Common Mistakes New Drivers Make and How to Avoid Them
Driving is a skill that takes practice and experience to master. New drivers are prone to making mistakes as they navigate the world of road rules, traffic conditions, and vehicle handling. By identifying and understanding these common mistakes, they can take steps to avoid them and become safer, more confident drivers.
This article outlines some of the new drivers’ most common mistakes and offers practical advice on avoiding them from the best instructors of driving schools in Logan QLD.
One of the most common mistakes new drivers make is speeding. They may need to be made aware of the posted speed limits, or they might underestimate the risks associated with driving too fast. Speeding increases the likelihood of accidents and reduces reaction time.
How to avoid it: Always pay attention to posted speed limit signs and adjust your speed accordingly. If you’re unsure of the speed limit, err on the side of caution and drive at a slower, safer speed. Keep safe from other vehicles, and always allow extra time to reach your destination.
Following too closely behind another vehicle, also known as tailgating, is another common mistake among new drivers. It can lead to rear-end collisions and prevent the driver from having enough time to react to sudden stops or changes in traffic.
How to avoid it: Maintain a safe following distance from the vehicle in front of you. The general rule of thumb is to stay at least one car long behind for every ten mph you travel. In adverse weather conditions or heavy traffic, increase this distance for greater reaction time.
Failing to Signal
New drivers must often remember to use their turn signals when changing lanes or making turns. This can be confusing and dangerous for other drivers on the road, as they cannot anticipate your movements.
How to avoid it: Make it a habit always to use your turn signals, even when you think no one else is around. Not only will this help keep you safe, but it will also demonstrate courtesy and respect for your fellow drivers.
Not Checking Blind Spots
Failing to check blind spots is another common mistake new drivers make. Blind spots are areas around your vehicle that are not visible in your rearview or side mirrors, making it difficult to see other vehicles or obstacles.
How to avoid it: Before changing lanes or merging, always check your blind spots by turning your head to look over your shoulder. You can also adjust your mirrors to minimize blind spots and make seeing what’s happening around your vehicle easier.
Some new drivers need to be more confident in their abilities, leading to reckless behaviour and poor decision-making. Overconfidence can result in a higher risk of accidents and other dangerous situations.
How to avoid it:
- Remember that driving is a lifelong learning process.
- Always stay humble and be open to feedback from more experienced drivers.
- Regularly review the rules of the road and practice defensive driving techniques to stay sharp and aware.
New drivers may need help with parking, especially in tight spaces or when parallel parking. This can lead to accidents or damage to your vehicle and others nearby.
How to avoid it:
- Practice parking in various situations, including parallel parking and backing into spaces.
- Use your mirrors and any available technology, such as rearview cameras or parking sensors, to help guide you.
- If you need more clarification about fitting into a particular space, look for a larger spot or ask someone to help guide you.
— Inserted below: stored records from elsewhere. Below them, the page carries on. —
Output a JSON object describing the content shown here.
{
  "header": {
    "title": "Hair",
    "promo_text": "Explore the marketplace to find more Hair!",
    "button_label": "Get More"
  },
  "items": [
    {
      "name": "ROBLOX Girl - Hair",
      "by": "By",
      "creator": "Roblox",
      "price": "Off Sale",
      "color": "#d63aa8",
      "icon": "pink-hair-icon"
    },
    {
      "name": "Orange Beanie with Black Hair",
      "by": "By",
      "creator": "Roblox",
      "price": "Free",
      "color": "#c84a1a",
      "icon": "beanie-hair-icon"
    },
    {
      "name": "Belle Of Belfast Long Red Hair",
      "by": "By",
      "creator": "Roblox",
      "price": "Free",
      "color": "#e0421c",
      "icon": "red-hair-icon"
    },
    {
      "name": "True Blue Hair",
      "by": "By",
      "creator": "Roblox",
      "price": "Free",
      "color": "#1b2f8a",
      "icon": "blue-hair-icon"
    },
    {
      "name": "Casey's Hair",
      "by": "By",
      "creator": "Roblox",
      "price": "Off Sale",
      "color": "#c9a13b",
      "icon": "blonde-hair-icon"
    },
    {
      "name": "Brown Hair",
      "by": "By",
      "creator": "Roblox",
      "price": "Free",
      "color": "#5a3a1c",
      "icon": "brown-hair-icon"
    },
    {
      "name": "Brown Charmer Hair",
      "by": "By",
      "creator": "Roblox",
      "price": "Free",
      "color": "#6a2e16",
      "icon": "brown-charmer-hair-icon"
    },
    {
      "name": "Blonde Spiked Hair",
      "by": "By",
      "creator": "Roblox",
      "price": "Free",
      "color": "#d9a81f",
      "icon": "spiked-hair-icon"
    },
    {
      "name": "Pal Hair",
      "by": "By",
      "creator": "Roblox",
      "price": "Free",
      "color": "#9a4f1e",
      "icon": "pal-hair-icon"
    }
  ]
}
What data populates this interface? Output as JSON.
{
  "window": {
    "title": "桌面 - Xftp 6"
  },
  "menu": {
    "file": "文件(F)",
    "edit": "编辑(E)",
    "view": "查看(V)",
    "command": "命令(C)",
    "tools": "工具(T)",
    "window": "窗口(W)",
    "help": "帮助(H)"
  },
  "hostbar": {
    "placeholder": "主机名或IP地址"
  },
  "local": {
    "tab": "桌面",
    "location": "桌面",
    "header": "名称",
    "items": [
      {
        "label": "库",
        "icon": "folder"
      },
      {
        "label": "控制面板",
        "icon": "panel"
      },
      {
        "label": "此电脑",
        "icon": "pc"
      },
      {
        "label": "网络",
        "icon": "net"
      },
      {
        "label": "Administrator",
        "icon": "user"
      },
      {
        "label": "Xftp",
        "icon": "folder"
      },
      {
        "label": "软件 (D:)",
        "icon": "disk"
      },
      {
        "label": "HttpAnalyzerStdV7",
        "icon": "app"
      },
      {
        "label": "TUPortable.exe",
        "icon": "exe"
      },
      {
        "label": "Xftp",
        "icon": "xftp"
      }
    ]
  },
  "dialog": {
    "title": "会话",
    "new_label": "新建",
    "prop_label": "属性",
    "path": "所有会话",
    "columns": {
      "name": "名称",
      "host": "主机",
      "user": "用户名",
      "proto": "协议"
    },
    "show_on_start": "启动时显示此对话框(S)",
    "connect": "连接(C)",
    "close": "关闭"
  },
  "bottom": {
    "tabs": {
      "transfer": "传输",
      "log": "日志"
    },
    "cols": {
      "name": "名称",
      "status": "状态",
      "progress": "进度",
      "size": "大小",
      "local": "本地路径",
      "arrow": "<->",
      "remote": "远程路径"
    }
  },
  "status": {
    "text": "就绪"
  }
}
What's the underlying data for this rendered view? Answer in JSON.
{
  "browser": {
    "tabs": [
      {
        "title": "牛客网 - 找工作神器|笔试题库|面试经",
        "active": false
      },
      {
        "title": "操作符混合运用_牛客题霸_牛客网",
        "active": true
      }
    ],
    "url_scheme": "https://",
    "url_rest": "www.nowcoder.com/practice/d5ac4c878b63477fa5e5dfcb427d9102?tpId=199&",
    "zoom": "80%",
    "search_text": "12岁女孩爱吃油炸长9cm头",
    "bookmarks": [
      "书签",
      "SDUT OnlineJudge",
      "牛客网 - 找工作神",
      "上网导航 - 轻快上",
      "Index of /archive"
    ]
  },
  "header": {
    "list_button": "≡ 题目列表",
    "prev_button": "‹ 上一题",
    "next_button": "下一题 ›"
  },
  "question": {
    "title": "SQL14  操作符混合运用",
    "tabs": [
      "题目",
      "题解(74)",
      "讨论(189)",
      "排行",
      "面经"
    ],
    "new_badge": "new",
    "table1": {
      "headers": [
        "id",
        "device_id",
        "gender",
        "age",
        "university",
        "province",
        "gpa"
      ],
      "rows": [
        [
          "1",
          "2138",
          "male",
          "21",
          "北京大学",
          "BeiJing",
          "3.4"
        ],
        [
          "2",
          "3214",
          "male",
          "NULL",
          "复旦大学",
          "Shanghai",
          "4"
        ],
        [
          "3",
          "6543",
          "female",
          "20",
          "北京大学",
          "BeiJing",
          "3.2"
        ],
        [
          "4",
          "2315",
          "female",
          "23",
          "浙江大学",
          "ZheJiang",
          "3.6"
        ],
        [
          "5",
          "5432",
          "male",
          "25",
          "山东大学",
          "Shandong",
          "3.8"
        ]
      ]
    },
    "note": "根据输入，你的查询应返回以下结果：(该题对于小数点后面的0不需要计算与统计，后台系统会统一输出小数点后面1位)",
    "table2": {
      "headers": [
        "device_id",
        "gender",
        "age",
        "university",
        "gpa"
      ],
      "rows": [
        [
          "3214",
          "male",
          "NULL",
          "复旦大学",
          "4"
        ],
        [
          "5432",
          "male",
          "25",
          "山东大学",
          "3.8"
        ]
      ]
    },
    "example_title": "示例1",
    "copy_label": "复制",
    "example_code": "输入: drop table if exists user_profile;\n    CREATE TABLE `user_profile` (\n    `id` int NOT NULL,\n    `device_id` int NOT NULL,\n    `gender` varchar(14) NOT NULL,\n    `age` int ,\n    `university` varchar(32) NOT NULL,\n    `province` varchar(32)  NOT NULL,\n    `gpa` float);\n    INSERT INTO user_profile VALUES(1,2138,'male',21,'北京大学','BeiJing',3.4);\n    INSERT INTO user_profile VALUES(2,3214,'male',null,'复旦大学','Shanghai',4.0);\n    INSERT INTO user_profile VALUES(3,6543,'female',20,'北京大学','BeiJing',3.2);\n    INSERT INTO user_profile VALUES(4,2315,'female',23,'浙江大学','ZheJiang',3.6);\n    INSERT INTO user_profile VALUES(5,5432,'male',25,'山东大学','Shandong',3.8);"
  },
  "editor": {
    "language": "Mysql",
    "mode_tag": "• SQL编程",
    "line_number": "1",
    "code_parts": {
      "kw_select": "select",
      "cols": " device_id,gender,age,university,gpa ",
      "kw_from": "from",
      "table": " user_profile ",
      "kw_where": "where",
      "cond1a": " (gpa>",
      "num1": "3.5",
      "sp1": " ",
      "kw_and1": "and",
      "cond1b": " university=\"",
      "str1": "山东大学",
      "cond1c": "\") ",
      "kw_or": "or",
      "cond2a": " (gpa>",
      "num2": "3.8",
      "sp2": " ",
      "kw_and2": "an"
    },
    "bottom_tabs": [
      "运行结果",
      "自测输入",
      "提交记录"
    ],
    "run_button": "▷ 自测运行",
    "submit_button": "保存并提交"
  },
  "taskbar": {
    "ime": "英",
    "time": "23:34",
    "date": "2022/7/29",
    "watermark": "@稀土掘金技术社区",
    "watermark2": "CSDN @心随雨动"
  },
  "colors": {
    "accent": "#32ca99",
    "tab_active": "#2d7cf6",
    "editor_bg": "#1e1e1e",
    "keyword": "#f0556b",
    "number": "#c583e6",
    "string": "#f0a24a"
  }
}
Using a cell phone, adjusting the radio, eating, or engaging in other activities while driving can be incredibly dangerous. Distracted driving reduces your ability to focus on the road and respond to potential hazards.
How to avoid it: Put away any distractions before you start driving. If you need to make a call or send a text message, pull over to a safe location first. Keep both hands on the wheel and your eyes on the road.
Not Adapting to Road Conditions
New drivers might need to be more familiar with adjusting their driving habits in response to different road conditions, such as wet, icy, or foggy weather. Failing to adapt to these conditions can increase the risk of accidents.
How to avoid it: Educate yourself on how different weather conditions can affect your driving and how to adjust your speed, braking, and following distance accordingly. Always drive slower than the posted speed limit in adverse conditions and increase your following distance. If you’re uncomfortable driving in certain conditions, wait until the weather improves or consider taking an alternate route.
Ignoring Traffic Signs and Signals
New drivers might be prone to missing or ignoring traffic signs and signals due to inexperience or distraction. This can lead to dangerous situations and potential accidents.
How to avoid it: Always pay close attention to traffic signs and signals, and always obey them. If you need clarification on what a particular sign means, take the time to look it up and familiarize yourself with common road signs.
Failing to Yield
New drivers may need guidance on when to yield the right-of-way, leading to confusion and potential accidents at intersections or merging onto highways.
How to avoid it: Familiarize yourself with the rules for yielding and always be prepared to yield when necessary. When approaching an intersection or entering a roadway, look for signs or signals indicating who has the right-of-way and proceed cautiously.
By being aware of these common mistakes and taking the necessary precautions to avoid them, new drivers can significantly improve their driving skills and increase their safety on the road. Remember, practice makes perfect. Continue to hone your skills and stay vigilant, so you can enjoy the freedom and independence of being a skilled, responsible driver.